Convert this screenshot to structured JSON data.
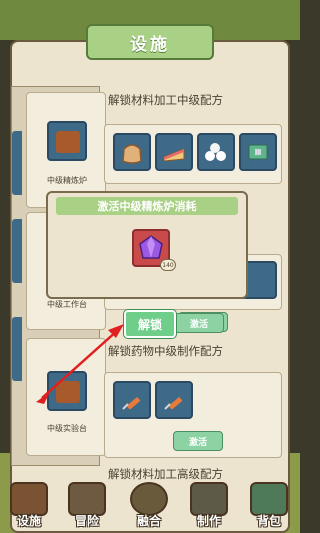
{
  "header": {
    "title": "设施"
  },
  "facilities": [
    {
      "label": "中级精炼炉"
    },
    {
      "label": "中级工作台"
    },
    {
      "label": "中级实验台"
    }
  ],
  "recipes": [
    {
      "title": "解锁材料加工中级配方"
    },
    {
      "title": "解锁药物中级制作配方",
      "activate_label": "激活"
    },
    {
      "title": "解锁材料加工高级配方"
    }
  ],
  "recipe2_activate": "激活",
  "popup": {
    "title": "激活中级精炼炉消耗",
    "item_icon": "purple-gem-icon",
    "count": "140",
    "unlock_label": "解锁",
    "activate_label": "激活"
  },
  "nav": [
    {
      "label": "设施",
      "icon": "facility-icon"
    },
    {
      "label": "冒险",
      "icon": "adventure-icon"
    },
    {
      "label": "融合",
      "icon": "fusion-icon"
    },
    {
      "label": "制作",
      "icon": "craft-icon"
    },
    {
      "label": "背包",
      "icon": "backpack-icon"
    }
  ],
  "colors": {
    "accent_green": "#a9d186",
    "slot_blue": "#3e6a88",
    "button_green": "#6fcf8a",
    "arrow_red": "#e02020"
  }
}
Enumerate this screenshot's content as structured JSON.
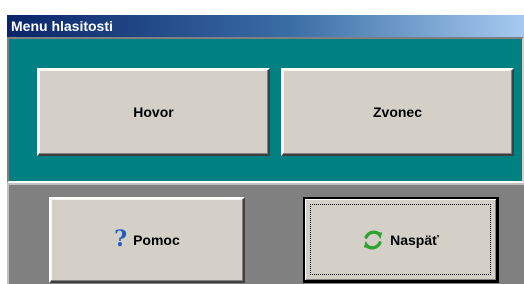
{
  "window": {
    "title": "Menu hlasitosti"
  },
  "buttons": {
    "hovor": "Hovor",
    "zvonec": "Zvonec",
    "pomoc": "Pomoc",
    "naspat": "Naspäť"
  },
  "icons": {
    "help": "question-mark",
    "back": "refresh-arrows"
  },
  "colors": {
    "title_start": "#0a246a",
    "title_end": "#a6caf0",
    "top_panel": "#008080",
    "bottom_panel": "#808080",
    "button_face": "#d4d0c8",
    "help_icon": "#1f5fc0",
    "refresh_icon": "#2ea32e"
  }
}
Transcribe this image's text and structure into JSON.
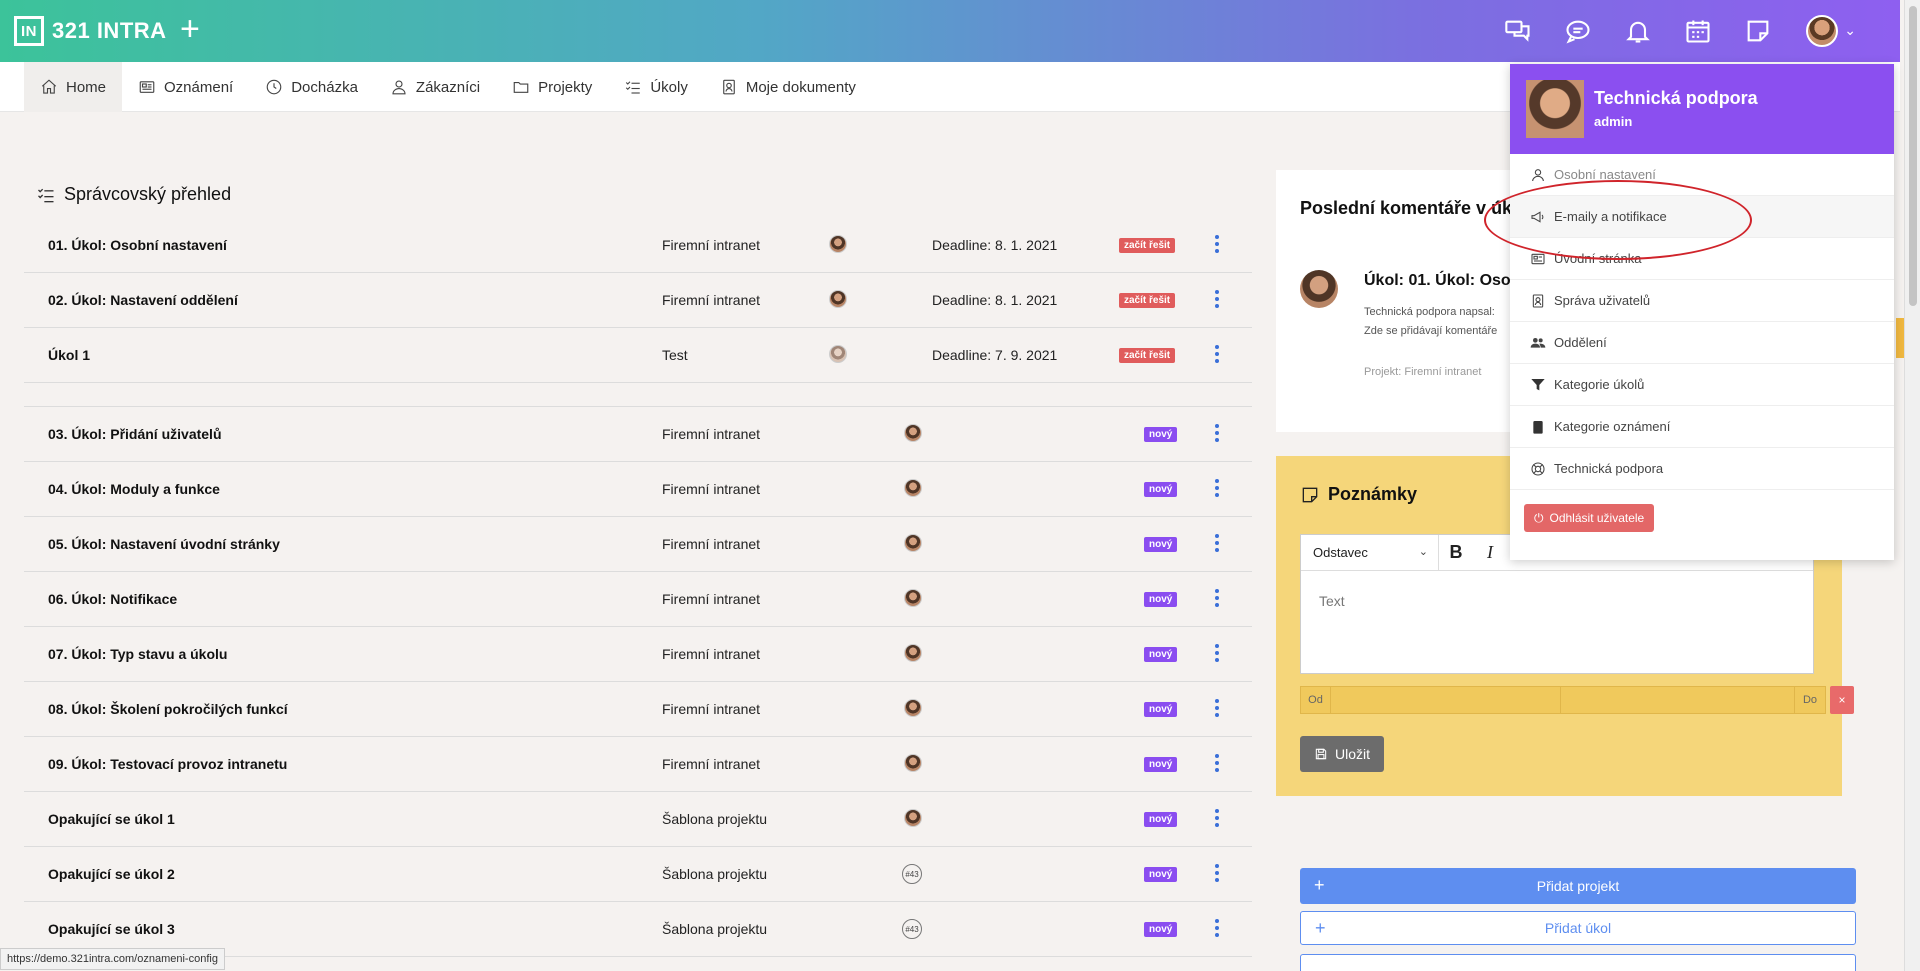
{
  "header": {
    "logo_mark": "IN",
    "logo_text": "321 INTRA",
    "add_label": "+",
    "icons": [
      "chat-bubbles-icon",
      "comment-icon",
      "bell-icon",
      "calendar-icon",
      "note-icon"
    ],
    "avatar_chevron": "⌄"
  },
  "nav": {
    "items": [
      {
        "label": "Home",
        "icon": "home-icon",
        "active": true
      },
      {
        "label": "Oznámení",
        "icon": "newspaper-icon"
      },
      {
        "label": "Docházka",
        "icon": "clock-icon"
      },
      {
        "label": "Zákazníci",
        "icon": "user-icon"
      },
      {
        "label": "Projekty",
        "icon": "folder-icon"
      },
      {
        "label": "Úkoly",
        "icon": "checklist-icon"
      },
      {
        "label": "Moje dokumenty",
        "icon": "document-user-icon"
      }
    ]
  },
  "overview": {
    "title": "Správcovský přehled",
    "tasks_top": [
      {
        "name": "01. Úkol: Osobní nastavení",
        "project": "Firemní intranet",
        "deadline": "Deadline: 8. 1. 2021",
        "badge": "začít řešit"
      },
      {
        "name": "02. Úkol: Nastavení oddělení",
        "project": "Firemní intranet",
        "deadline": "Deadline: 8. 1. 2021",
        "badge": "začít řešit"
      },
      {
        "name": "Úkol 1",
        "project": "Test",
        "deadline": "Deadline: 7. 9. 2021",
        "badge": "začít řešit"
      }
    ],
    "tasks_new": [
      {
        "name": "03. Úkol: Přidání uživatelů",
        "project": "Firemní intranet",
        "badge": "nový"
      },
      {
        "name": "04. Úkol: Moduly a funkce",
        "project": "Firemní intranet",
        "badge": "nový"
      },
      {
        "name": "05. Úkol: Nastavení úvodní stránky",
        "project": "Firemní intranet",
        "badge": "nový"
      },
      {
        "name": "06. Úkol: Notifikace",
        "project": "Firemní intranet",
        "badge": "nový"
      },
      {
        "name": "07. Úkol: Typ stavu a úkolu",
        "project": "Firemní intranet",
        "badge": "nový"
      },
      {
        "name": "08. Úkol: Školení pokročilých funkcí",
        "project": "Firemní intranet",
        "badge": "nový"
      },
      {
        "name": "09. Úkol: Testovací provoz intranetu",
        "project": "Firemní intranet",
        "badge": "nový"
      },
      {
        "name": "Opakující se úkol 1",
        "project": "Šablona projektu",
        "badge": "nový"
      },
      {
        "name": "Opakující se úkol 2",
        "project": "Šablona projektu",
        "badge": "nový",
        "assignee_tag": "#43"
      },
      {
        "name": "Opakující se úkol 3",
        "project": "Šablona projektu",
        "badge": "nový",
        "assignee_tag": "#43"
      }
    ]
  },
  "comments": {
    "title": "Poslední komentáře v úko",
    "task": "Úkol: 01. Úkol: Osob",
    "line1": "Technická podpora napsal:",
    "line2": "Zde se přidávají komentáře",
    "project": "Projekt: Firemní intranet"
  },
  "notes": {
    "title": "Poznámky",
    "paragraph_select": "Odstavec",
    "bold": "B",
    "italic": "I",
    "placeholder": "Text",
    "from": "Od",
    "to": "Do",
    "clear": "×",
    "save": "Uložit"
  },
  "actions": {
    "add_project": "Přidat projekt",
    "add_task": "Přidat úkol",
    "plus": "+"
  },
  "dropdown": {
    "name": "Technická podpora",
    "role": "admin",
    "items": [
      {
        "label": "Osobní nastavení",
        "icon": "user-icon"
      },
      {
        "label": "E-maily a notifikace",
        "icon": "megaphone-icon"
      },
      {
        "label": "Úvodní stránka",
        "icon": "homepage-icon"
      },
      {
        "label": "Správa uživatelů",
        "icon": "id-badge-icon"
      },
      {
        "label": "Oddělení",
        "icon": "users-icon"
      },
      {
        "label": "Kategorie úkolů",
        "icon": "filter-icon"
      },
      {
        "label": "Kategorie oznámení",
        "icon": "clipboard-icon"
      },
      {
        "label": "Technická podpora",
        "icon": "lifebuoy-icon"
      }
    ],
    "logout": "Odhlásit uživatele"
  },
  "status_url": "https://demo.321intra.com/oznameni-config",
  "colors": {
    "brand_gradient_start": "#3cc39a",
    "brand_gradient_end": "#8e5ff0",
    "badge_red": "#e05c5c",
    "badge_purple": "#8a4df0",
    "notes_yellow": "#f5d67a",
    "primary_blue": "#5e8ef0"
  }
}
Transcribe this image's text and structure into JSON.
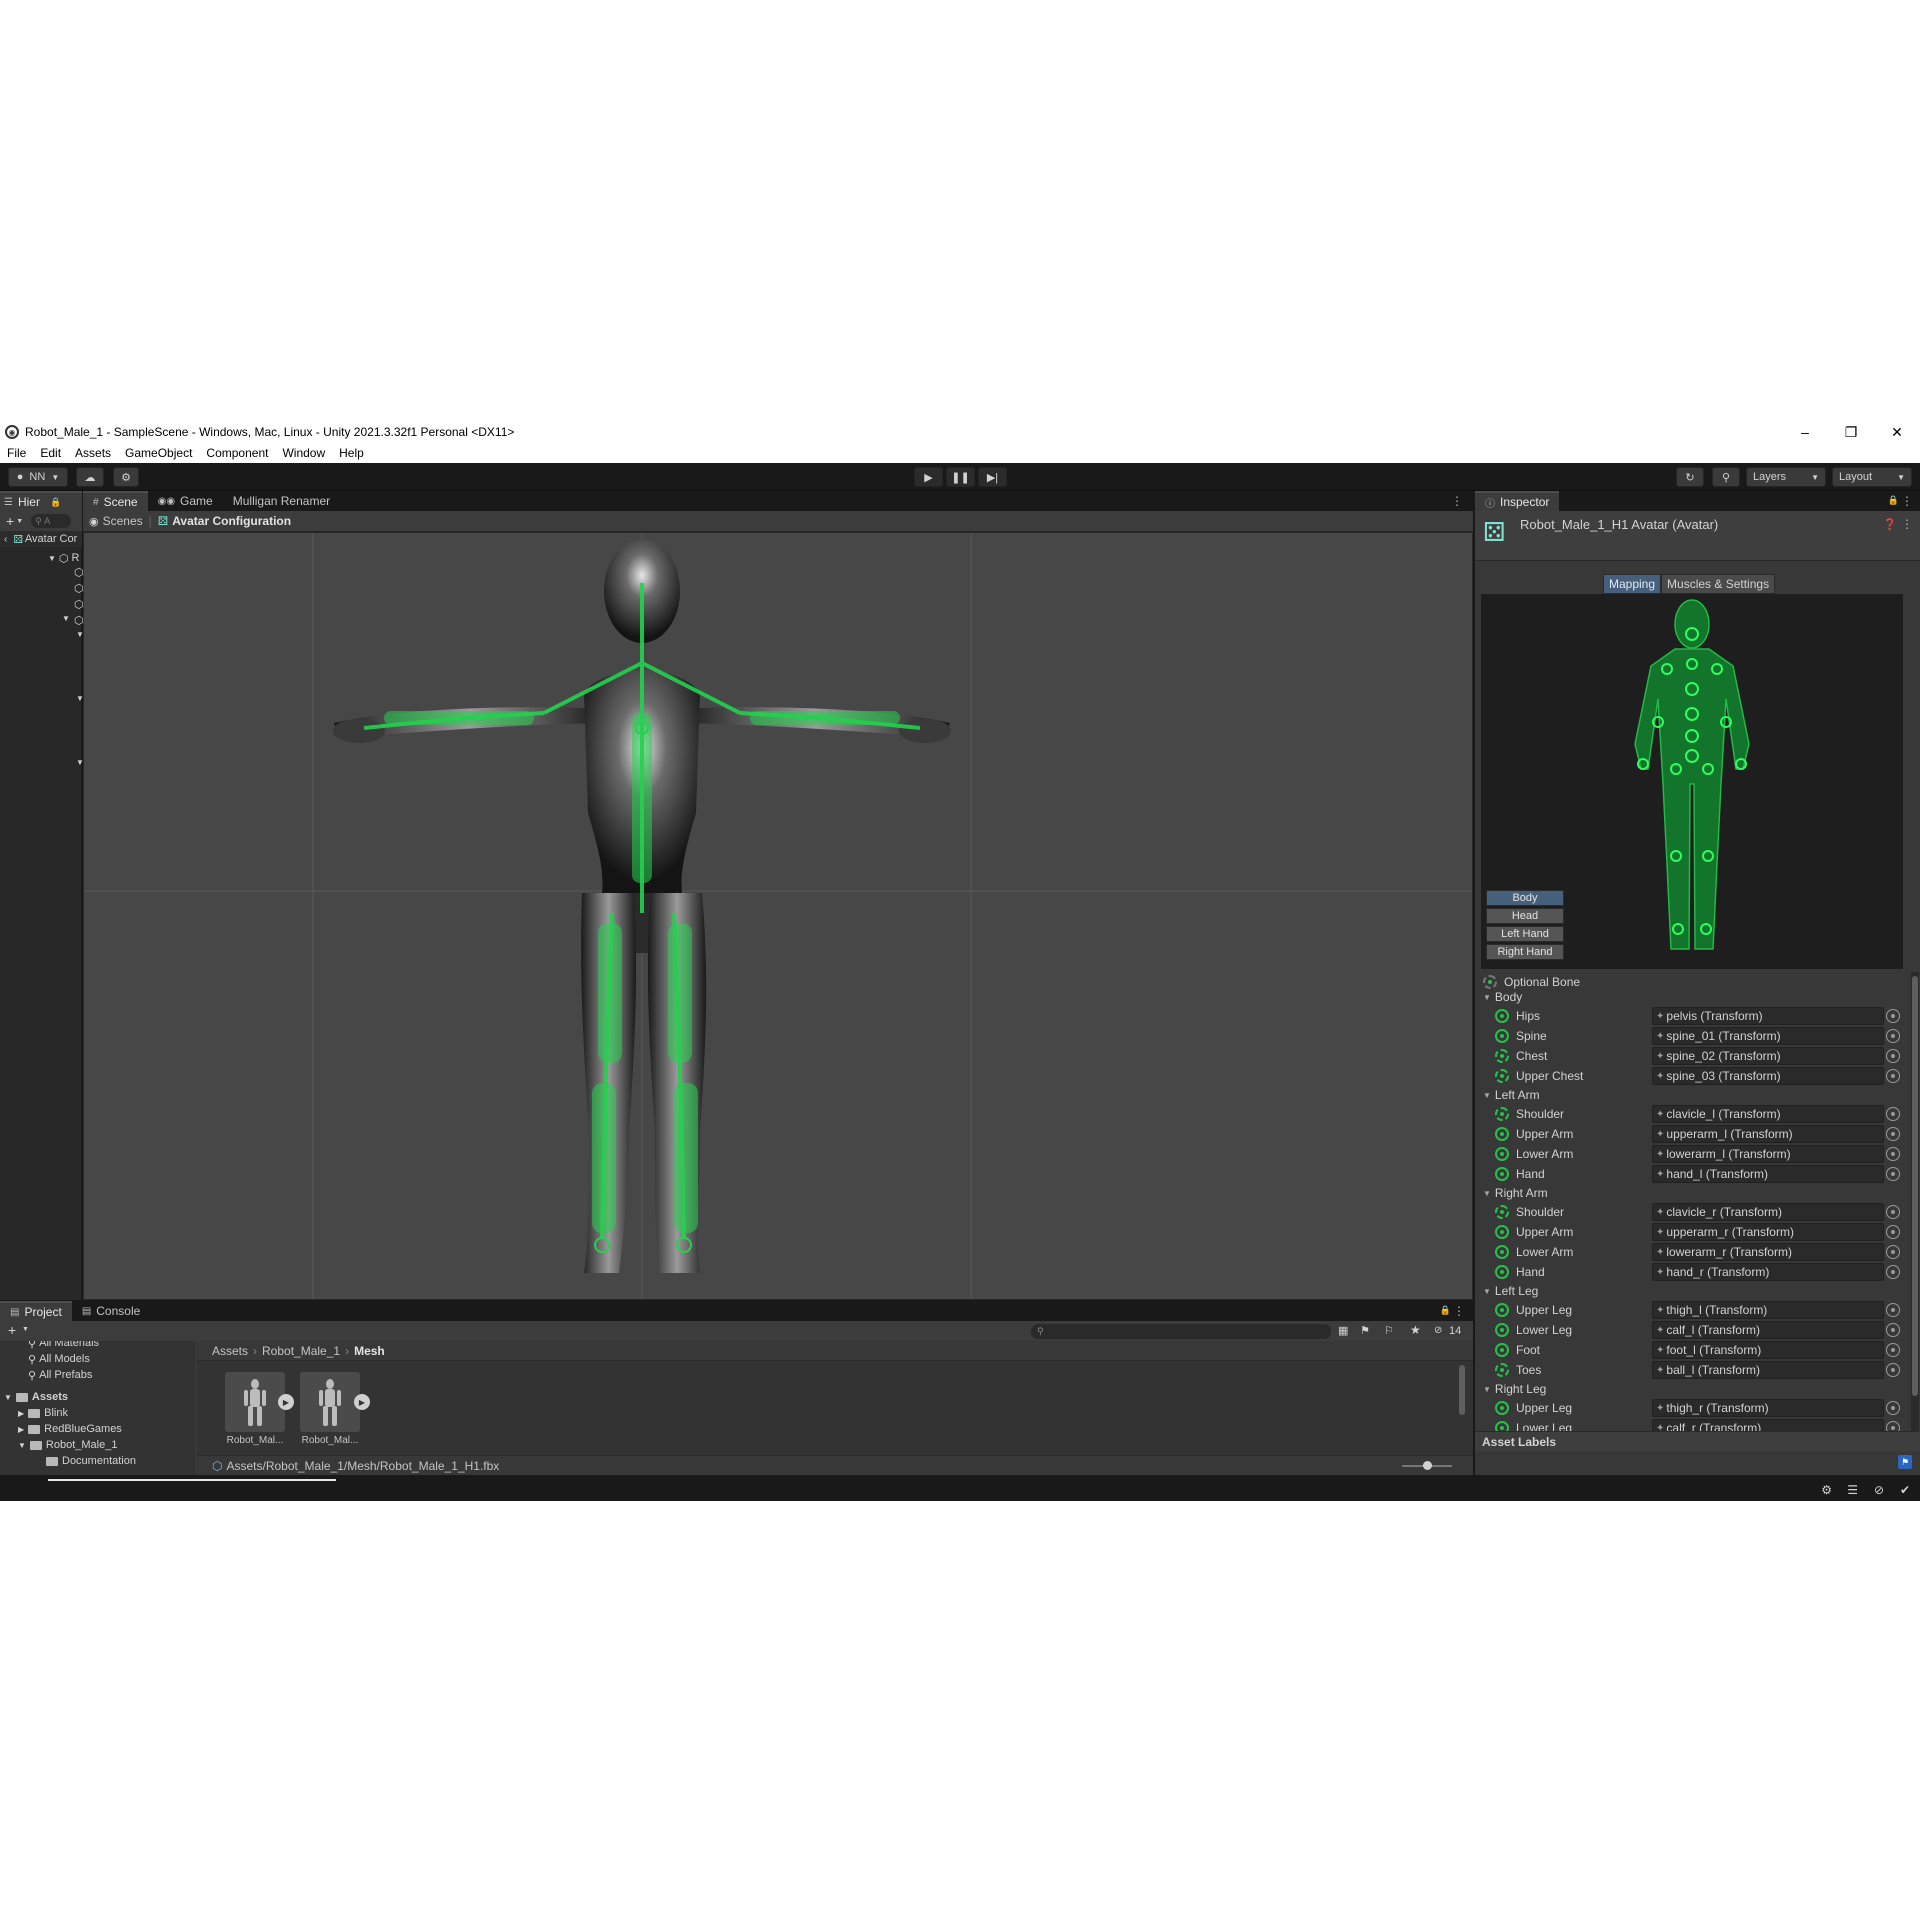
{
  "window": {
    "title": "Robot_Male_1 - SampleScene - Windows, Mac, Linux - Unity 2021.3.32f1 Personal <DX11>",
    "min": "–",
    "max": "❐",
    "close": "✕"
  },
  "menu": [
    "File",
    "Edit",
    "Assets",
    "GameObject",
    "Component",
    "Window",
    "Help"
  ],
  "toolbar": {
    "account": "NN",
    "layers": "Layers",
    "layout": "Layout"
  },
  "hierarchy": {
    "tab": "Hier",
    "search_placeholder": "A",
    "root": "Avatar Cor",
    "item": "R"
  },
  "scene": {
    "tabs": [
      "Scene",
      "Game",
      "Mulligan Renamer"
    ],
    "breadcrumb_scenes": "Scenes",
    "breadcrumb_current": "Avatar Configuration"
  },
  "inspector": {
    "tab": "Inspector",
    "object_name": "Robot_Male_1_H1 Avatar (Avatar)",
    "mode_tabs": [
      "Mapping",
      "Muscles & Settings"
    ],
    "parts": [
      "Body",
      "Head",
      "Left Hand",
      "Right Hand"
    ],
    "optional_bone": "Optional Bone",
    "groups": [
      {
        "name": "Body",
        "bones": [
          {
            "name": "Hips",
            "value": "pelvis (Transform)"
          },
          {
            "name": "Spine",
            "value": "spine_01 (Transform)"
          },
          {
            "name": "Chest",
            "value": "spine_02 (Transform)"
          },
          {
            "name": "Upper Chest",
            "value": "spine_03 (Transform)"
          }
        ]
      },
      {
        "name": "Left Arm",
        "bones": [
          {
            "name": "Shoulder",
            "value": "clavicle_l (Transform)"
          },
          {
            "name": "Upper Arm",
            "value": "upperarm_l (Transform)"
          },
          {
            "name": "Lower Arm",
            "value": "lowerarm_l (Transform)"
          },
          {
            "name": "Hand",
            "value": "hand_l (Transform)"
          }
        ]
      },
      {
        "name": "Right Arm",
        "bones": [
          {
            "name": "Shoulder",
            "value": "clavicle_r (Transform)"
          },
          {
            "name": "Upper Arm",
            "value": "upperarm_r (Transform)"
          },
          {
            "name": "Lower Arm",
            "value": "lowerarm_r (Transform)"
          },
          {
            "name": "Hand",
            "value": "hand_r (Transform)"
          }
        ]
      },
      {
        "name": "Left Leg",
        "bones": [
          {
            "name": "Upper Leg",
            "value": "thigh_l (Transform)"
          },
          {
            "name": "Lower Leg",
            "value": "calf_l (Transform)"
          },
          {
            "name": "Foot",
            "value": "foot_l (Transform)"
          },
          {
            "name": "Toes",
            "value": "ball_l (Transform)"
          }
        ]
      },
      {
        "name": "Right Leg",
        "bones": [
          {
            "name": "Upper Leg",
            "value": "thigh_r (Transform)"
          },
          {
            "name": "Lower Leg",
            "value": "calf_r (Transform)"
          }
        ]
      }
    ],
    "asset_labels": "Asset Labels"
  },
  "project": {
    "tabs": [
      "Project",
      "Console"
    ],
    "tree": [
      "All Materials",
      "All Models",
      "All Prefabs",
      "Assets",
      "Blink",
      "RedBlueGames",
      "Robot_Male_1",
      "Documentation"
    ],
    "breadcrumb": [
      "Assets",
      "Robot_Male_1",
      "Mesh"
    ],
    "items": [
      "Robot_Mal...",
      "Robot_Mal..."
    ],
    "hidden_count": "14",
    "path": "Assets/Robot_Male_1/Mesh/Robot_Male_1_H1.fbx"
  },
  "colors": {
    "bone_green": "#23c04a",
    "selected_blue": "#46607c"
  }
}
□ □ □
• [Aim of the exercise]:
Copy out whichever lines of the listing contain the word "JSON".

• [Task output]:
Convert this screenshot to structured JSON data.
Enumerate this screenshot's content as structured JSON.
Transcribe this image's text and structure into JSON.
Transcribe this image's text and structure into JSON.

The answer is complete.